  12. I always scored well on tests and exams at school but I had zero confidence in my ability and they made me a nervous wreck. More than once I was physically sick with worry over them and in all honesty over schooling in general.

    • Oh that makes me sad (teacher-me) about not liking schooling much at all.

      I understand, Joanne, of course that it can be a very stressful time for kids (I mean teens and young adults) in school. I had some times in my life where it all felt too much. But, I admit, I did love working as a teacher of K-6 kids.


  13. I hate exams! I was okay when younger but as I got older and the pressure built, I remember vomiting some mornings or just getting anxious and blanking out during the exam (especially Yr 10, HSC and my final BA exams). I feel like exams are actually a measure of a person’s speed of writing and ability to recall information as opposed to actually learn. I did so much better in postgrad here where the emphasis was on essays and reports with a couple of exams that were open-book as opposed to rote learning. Exams need to be scrapped for more project-based or applied learning.

    • Wow, yes to all the reasons exams need to be phased out.

      That sums up exams for more than you I am pretty sure.

      I have shocking handwriting and it was always a concern for me that my writing could not be read.

      Yes, schools at least now can add much more of continuous assessment and more to those so-called ‘be all and end all’ exams.
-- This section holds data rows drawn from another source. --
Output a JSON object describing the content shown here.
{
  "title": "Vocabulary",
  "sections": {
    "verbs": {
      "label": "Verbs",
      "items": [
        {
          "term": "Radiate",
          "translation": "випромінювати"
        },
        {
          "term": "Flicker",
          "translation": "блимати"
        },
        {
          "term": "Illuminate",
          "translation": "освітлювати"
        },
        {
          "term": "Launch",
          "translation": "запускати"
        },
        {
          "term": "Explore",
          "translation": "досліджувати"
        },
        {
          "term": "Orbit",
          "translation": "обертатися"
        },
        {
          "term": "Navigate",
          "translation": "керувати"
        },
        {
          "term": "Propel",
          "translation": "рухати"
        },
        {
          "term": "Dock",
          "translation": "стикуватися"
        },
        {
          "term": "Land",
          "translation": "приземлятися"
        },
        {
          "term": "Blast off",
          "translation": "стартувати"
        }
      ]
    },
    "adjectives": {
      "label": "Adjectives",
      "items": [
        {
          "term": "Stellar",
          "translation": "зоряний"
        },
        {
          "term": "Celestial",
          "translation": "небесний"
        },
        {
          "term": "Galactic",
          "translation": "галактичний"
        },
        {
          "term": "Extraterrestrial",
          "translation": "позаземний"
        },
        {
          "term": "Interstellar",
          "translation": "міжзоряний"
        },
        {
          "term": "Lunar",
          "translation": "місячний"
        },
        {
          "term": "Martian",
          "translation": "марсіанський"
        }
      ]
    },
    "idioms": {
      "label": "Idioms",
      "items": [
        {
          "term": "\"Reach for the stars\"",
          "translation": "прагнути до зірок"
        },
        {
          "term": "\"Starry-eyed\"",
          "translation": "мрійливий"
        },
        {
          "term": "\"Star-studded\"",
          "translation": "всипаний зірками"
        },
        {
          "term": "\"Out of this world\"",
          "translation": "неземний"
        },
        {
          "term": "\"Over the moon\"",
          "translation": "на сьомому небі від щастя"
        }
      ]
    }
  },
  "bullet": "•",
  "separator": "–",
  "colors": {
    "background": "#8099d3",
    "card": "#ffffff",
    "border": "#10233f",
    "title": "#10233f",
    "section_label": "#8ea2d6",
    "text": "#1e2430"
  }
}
      Thanks Sanch for your considered input and experience shared.